to Mishael, [he gave the name] of Meshach ( Daniel 1:7 );
Which means who is like Shak? Shak was another one of the Babylonian deities.
and to Azariah, [he gave the name] Abednego ( Daniel 1:7 ).
Which means the servant of Nego, which was another one of the Babylonian deities. So Shadrach, Meshach, Abed-Nego, Belteshazzar, these are all the profane names that were given to them by the eunuch in Babylon as they took away from them their Hebrew names which related to God.
But Daniel purposed in his heart that he would not defile himself with the portion of the king's meat, nor with the wine which he drank: therefore he requested of the prince of the eunuchs that he might not defile himself ( Daniel 1:8 ).

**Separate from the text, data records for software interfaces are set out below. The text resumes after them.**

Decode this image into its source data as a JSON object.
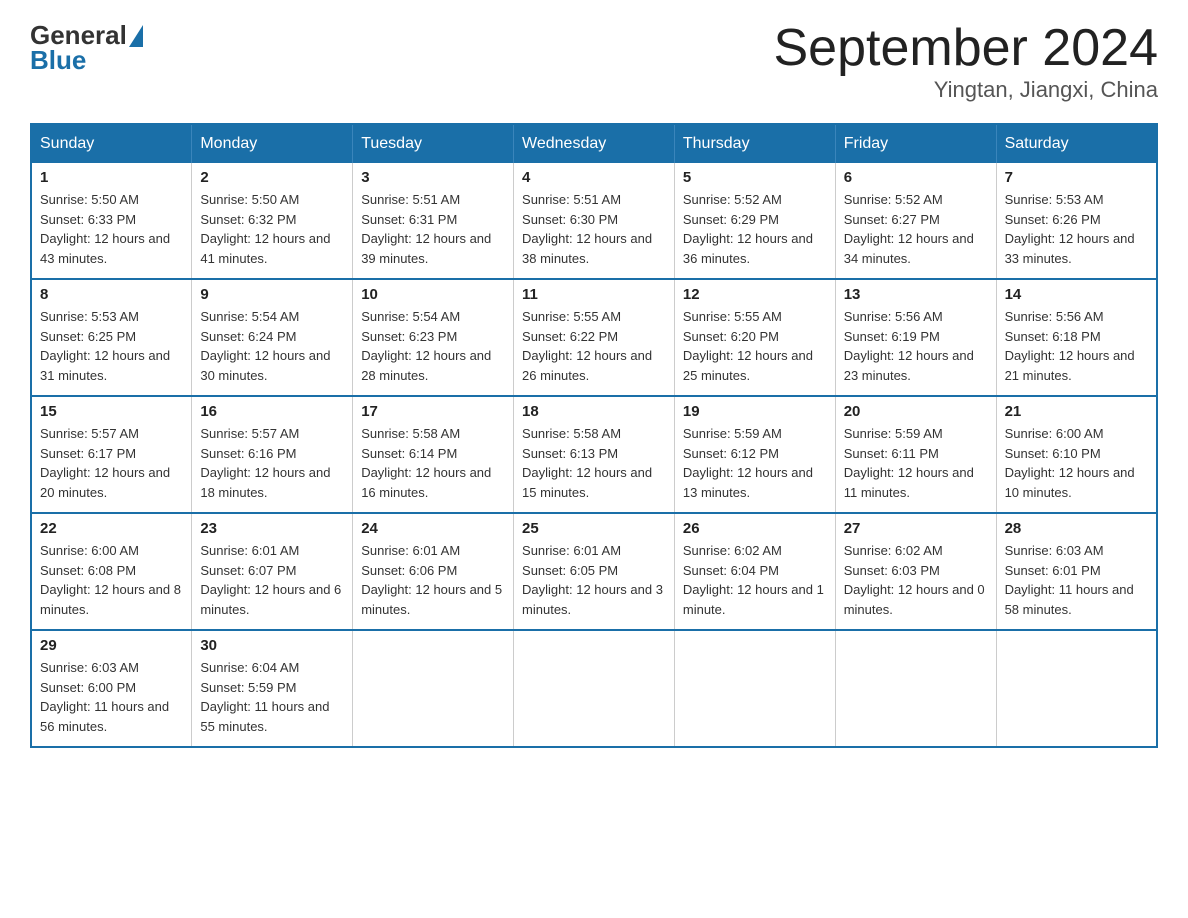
{
  "header": {
    "logo_text_general": "General",
    "logo_text_blue": "Blue",
    "month_title": "September 2024",
    "location": "Yingtan, Jiangxi, China"
  },
  "weekdays": [
    "Sunday",
    "Monday",
    "Tuesday",
    "Wednesday",
    "Thursday",
    "Friday",
    "Saturday"
  ],
  "weeks": [
    [
      {
        "day": "1",
        "sunrise": "5:50 AM",
        "sunset": "6:33 PM",
        "daylight": "12 hours and 43 minutes."
      },
      {
        "day": "2",
        "sunrise": "5:50 AM",
        "sunset": "6:32 PM",
        "daylight": "12 hours and 41 minutes."
      },
      {
        "day": "3",
        "sunrise": "5:51 AM",
        "sunset": "6:31 PM",
        "daylight": "12 hours and 39 minutes."
      },
      {
        "day": "4",
        "sunrise": "5:51 AM",
        "sunset": "6:30 PM",
        "daylight": "12 hours and 38 minutes."
      },
      {
        "day": "5",
        "sunrise": "5:52 AM",
        "sunset": "6:29 PM",
        "daylight": "12 hours and 36 minutes."
      },
      {
        "day": "6",
        "sunrise": "5:52 AM",
        "sunset": "6:27 PM",
        "daylight": "12 hours and 34 minutes."
      },
      {
        "day": "7",
        "sunrise": "5:53 AM",
        "sunset": "6:26 PM",
        "daylight": "12 hours and 33 minutes."
      }
    ],
    [
      {
        "day": "8",
        "sunrise": "5:53 AM",
        "sunset": "6:25 PM",
        "daylight": "12 hours and 31 minutes."
      },
      {
        "day": "9",
        "sunrise": "5:54 AM",
        "sunset": "6:24 PM",
        "daylight": "12 hours and 30 minutes."
      },
      {
        "day": "10",
        "sunrise": "5:54 AM",
        "sunset": "6:23 PM",
        "daylight": "12 hours and 28 minutes."
      },
      {
        "day": "11",
        "sunrise": "5:55 AM",
        "sunset": "6:22 PM",
        "daylight": "12 hours and 26 minutes."
      },
      {
        "day": "12",
        "sunrise": "5:55 AM",
        "sunset": "6:20 PM",
        "daylight": "12 hours and 25 minutes."
      },
      {
        "day": "13",
        "sunrise": "5:56 AM",
        "sunset": "6:19 PM",
        "daylight": "12 hours and 23 minutes."
      },
      {
        "day": "14",
        "sunrise": "5:56 AM",
        "sunset": "6:18 PM",
        "daylight": "12 hours and 21 minutes."
      }
    ],
    [
      {
        "day": "15",
        "sunrise": "5:57 AM",
        "sunset": "6:17 PM",
        "daylight": "12 hours and 20 minutes."
      },
      {
        "day": "16",
        "sunrise": "5:57 AM",
        "sunset": "6:16 PM",
        "daylight": "12 hours and 18 minutes."
      },
      {
        "day": "17",
        "sunrise": "5:58 AM",
        "sunset": "6:14 PM",
        "daylight": "12 hours and 16 minutes."
      },
      {
        "day": "18",
        "sunrise": "5:58 AM",
        "sunset": "6:13 PM",
        "daylight": "12 hours and 15 minutes."
      },
      {
        "day": "19",
        "sunrise": "5:59 AM",
        "sunset": "6:12 PM",
        "daylight": "12 hours and 13 minutes."
      },
      {
        "day": "20",
        "sunrise": "5:59 AM",
        "sunset": "6:11 PM",
        "daylight": "12 hours and 11 minutes."
      },
      {
        "day": "21",
        "sunrise": "6:00 AM",
        "sunset": "6:10 PM",
        "daylight": "12 hours and 10 minutes."
      }
    ],
    [
      {
        "day": "22",
        "sunrise": "6:00 AM",
        "sunset": "6:08 PM",
        "daylight": "12 hours and 8 minutes."
      },
      {
        "day": "23",
        "sunrise": "6:01 AM",
        "sunset": "6:07 PM",
        "daylight": "12 hours and 6 minutes."
      },
      {
        "day": "24",
        "sunrise": "6:01 AM",
        "sunset": "6:06 PM",
        "daylight": "12 hours and 5 minutes."
      },
      {
        "day": "25",
        "sunrise": "6:01 AM",
        "sunset": "6:05 PM",
        "daylight": "12 hours and 3 minutes."
      },
      {
        "day": "26",
        "sunrise": "6:02 AM",
        "sunset": "6:04 PM",
        "daylight": "12 hours and 1 minute."
      },
      {
        "day": "27",
        "sunrise": "6:02 AM",
        "sunset": "6:03 PM",
        "daylight": "12 hours and 0 minutes."
      },
      {
        "day": "28",
        "sunrise": "6:03 AM",
        "sunset": "6:01 PM",
        "daylight": "11 hours and 58 minutes."
      }
    ],
    [
      {
        "day": "29",
        "sunrise": "6:03 AM",
        "sunset": "6:00 PM",
        "daylight": "11 hours and 56 minutes."
      },
      {
        "day": "30",
        "sunrise": "6:04 AM",
        "sunset": "5:59 PM",
        "daylight": "11 hours and 55 minutes."
      },
      null,
      null,
      null,
      null,
      null
    ]
  ]
}
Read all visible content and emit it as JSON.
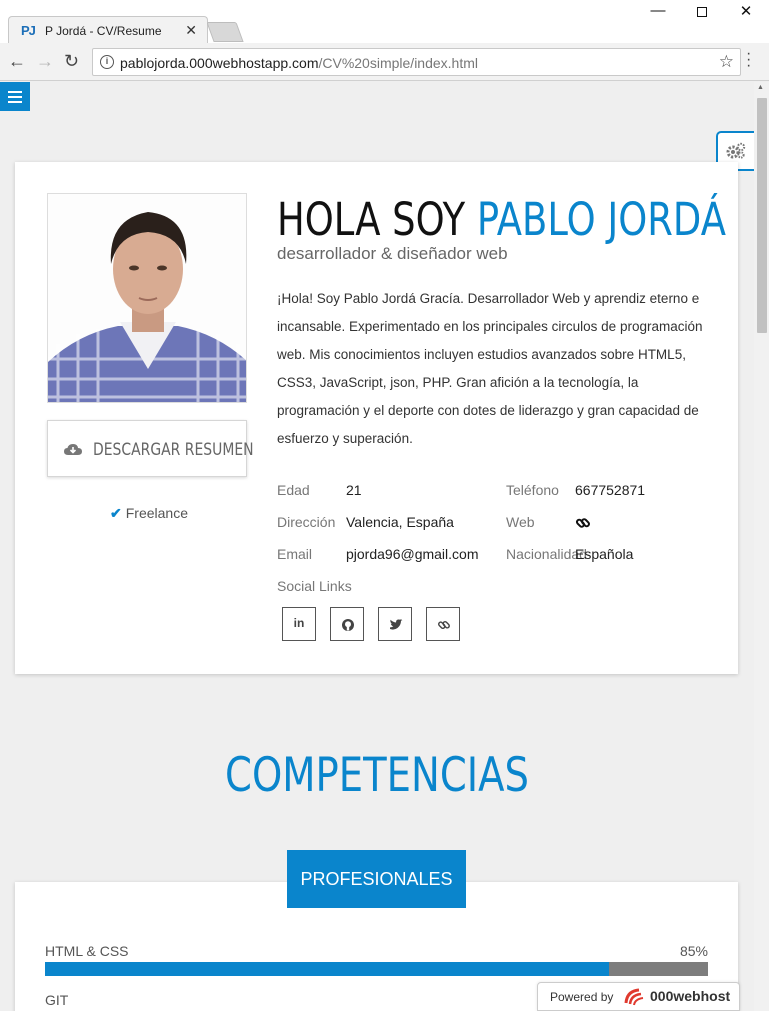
{
  "browser": {
    "tab_title": "P Jordá - CV/Resume",
    "tab_favicon": "PJ",
    "url_host": "pablojorda.000webhostapp.com",
    "url_path": "/CV%20simple/index.html"
  },
  "profile": {
    "greeting": "HOLA SOY",
    "name": "PABLO JORDÁ",
    "subtitle": "desarrollador & diseñador web",
    "bio": "¡Hola! Soy Pablo Jordá Gracía. Desarrollador Web y aprendiz eterno e incansable. Experimentado en los principales circulos de programación web. Mis conocimientos incluyen estudios avanzados sobre HTML5, CSS3, JavaScript, json, PHP. Gran afición a la tecnología, la programación y el deporte con dotes de liderazgo y gran capacidad de esfuerzo y superación.",
    "download_label": "DESCARGAR RESUMEN",
    "freelance": "Freelance",
    "info": {
      "edad_label": "Edad",
      "edad_value": "21",
      "direccion_label": "Dirección",
      "direccion_value": "Valencia, España",
      "email_label": "Email",
      "email_value": "pjorda96@gmail.com",
      "telefono_label": "Teléfono",
      "telefono_value": "667752871",
      "web_label": "Web",
      "nacionalidad_label": "Nacionalidad",
      "nacionalidad_value": "Española",
      "social_label": "Social Links"
    },
    "social": {
      "linkedin_label": "in"
    }
  },
  "skills": {
    "section_title": "COMPETENCIAS",
    "tab_label": "PROFESIONALES",
    "items": [
      {
        "name": "HTML & CSS",
        "percent": 85,
        "percent_label": "85%"
      },
      {
        "name": "GIT"
      }
    ]
  },
  "footer": {
    "powered_by": "Powered by",
    "host_brand": "000webhost"
  },
  "colors": {
    "accent": "#0a85cc",
    "track": "#7d7d7d"
  }
}
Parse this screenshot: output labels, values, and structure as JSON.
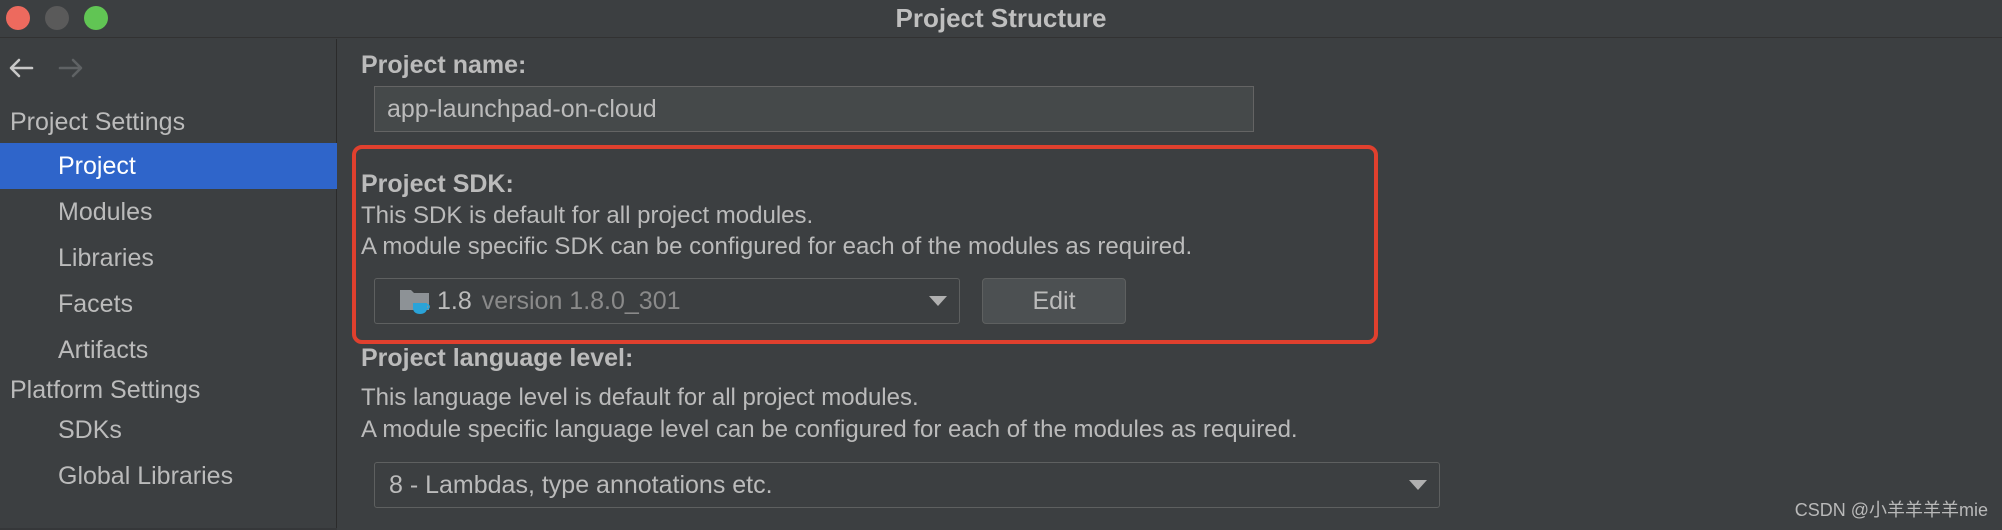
{
  "window": {
    "title": "Project Structure"
  },
  "sidebar": {
    "nav": {
      "back_icon": "arrow-left-icon",
      "forward_icon": "arrow-right-icon"
    },
    "project_settings_title": "Project Settings",
    "project_items": [
      {
        "label": "Project",
        "selected": true
      },
      {
        "label": "Modules",
        "selected": false
      },
      {
        "label": "Libraries",
        "selected": false
      },
      {
        "label": "Facets",
        "selected": false
      },
      {
        "label": "Artifacts",
        "selected": false
      }
    ],
    "platform_settings_title": "Platform Settings",
    "platform_items": [
      {
        "label": "SDKs"
      },
      {
        "label": "Global Libraries"
      }
    ]
  },
  "main": {
    "project_name_label": "Project name:",
    "project_name_value": "app-launchpad-on-cloud",
    "sdk": {
      "label": "Project SDK:",
      "desc_line1": "This SDK is default for all project modules.",
      "desc_line2": "A module specific SDK can be configured for each of the modules as required.",
      "selected_name": "1.8",
      "selected_version": "version 1.8.0_301",
      "icon": "sdk-folder-icon",
      "edit_label": "Edit"
    },
    "language_level": {
      "label": "Project language level:",
      "desc_line1": "This language level is default for all project modules.",
      "desc_line2": "A module specific language level can be configured for each of the modules as required.",
      "selected": "8 - Lambdas, type annotations etc."
    }
  },
  "watermark": "CSDN @小羊羊羊羊mie",
  "colors": {
    "background": "#3c3f41",
    "selection": "#2f65ca",
    "highlight_box": "#e0402e",
    "traffic_red": "#ed6a5e",
    "traffic_green": "#61c554"
  }
}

Daniel did not want to defile himself with this meat offered to pagan deities with the wine. And so he requested that he not have to eat it.
Now God had brought Daniel into favor and tender love with the prince of the eunuchs. And the prince of the eunuchs said unto to Daniel, I fear the lord the king, who has appointed your meat and your drink: for why should he see your faces worse liking than the children which are of your sort? then shall you make me endanger of my head before the king ( Daniel 1:9-10 ).
Now look, Daniel, I am fearful of the king. I respect him. And he gave me the command to feed you this stuff, and if you don't eat this and you guys get thin and skinny, and then my head is in danger because I'm the one in charge of making sure that you're strong and healthy when you come to stand before him.
Then said Daniel to Melzar, who was [the chief or] the prince of the eunuchs ( Daniel 1:11 )
And he said, "Let's just have a testing period for ten days."
let them give us pulse [which is a grain cereal] to eat, and water to drink. Then let our countenances be looked upon before thee, and the countenance of the children that eat the portion of the king's meat: and as you see, deal with your servants. So he consented to this matter, and for ten days. And at the end of the ten days their countenances [that is, Daniel and his friends] appeared fairer and fatter in flesh than all of the children which did eat the portion of the king's meat. So Melzar took away the portion of their meat, and the wine that they should drink; and they were able to eat the grains [the vegetables. Thus Melzar] and for these four children, God gave them knowledge and skill in all of the learning and wisdom: and Daniel had understanding in all visions and dreams. Now at the end of the days [that is, the three years that they were in this training period] the king had said that they should bring them in, and then the prince of the eunuchs brought them before Nebuchadnezzar. And the king communed with them; and among them all none was found like Daniel, Hananiah, Mishael, Azariah: that stood before the king ( Daniel 1:12-19 ).
And therefore they were brought to stand before him.
And in all matters of wisdom and understanding, that the king inquired of them, he found them ten times better than all of his magicians and astrologers that were in all of his realm. And Daniel continued [through the entire reign of Nebuchadnezzar and his grandson, Belshazzar] and even into the first year of king Cyrus ( Daniel 1:20-21 ).
So on through the reign of Darius and King Cyrus.
Copyright © 2014, Calvary Chapel of Costa Mesa, Ca.
Smith, Charles Ward. "Commentary on Daniel 1". "Smith's Bible Commentary". https://www.studylight.org/
the Second Week of Advent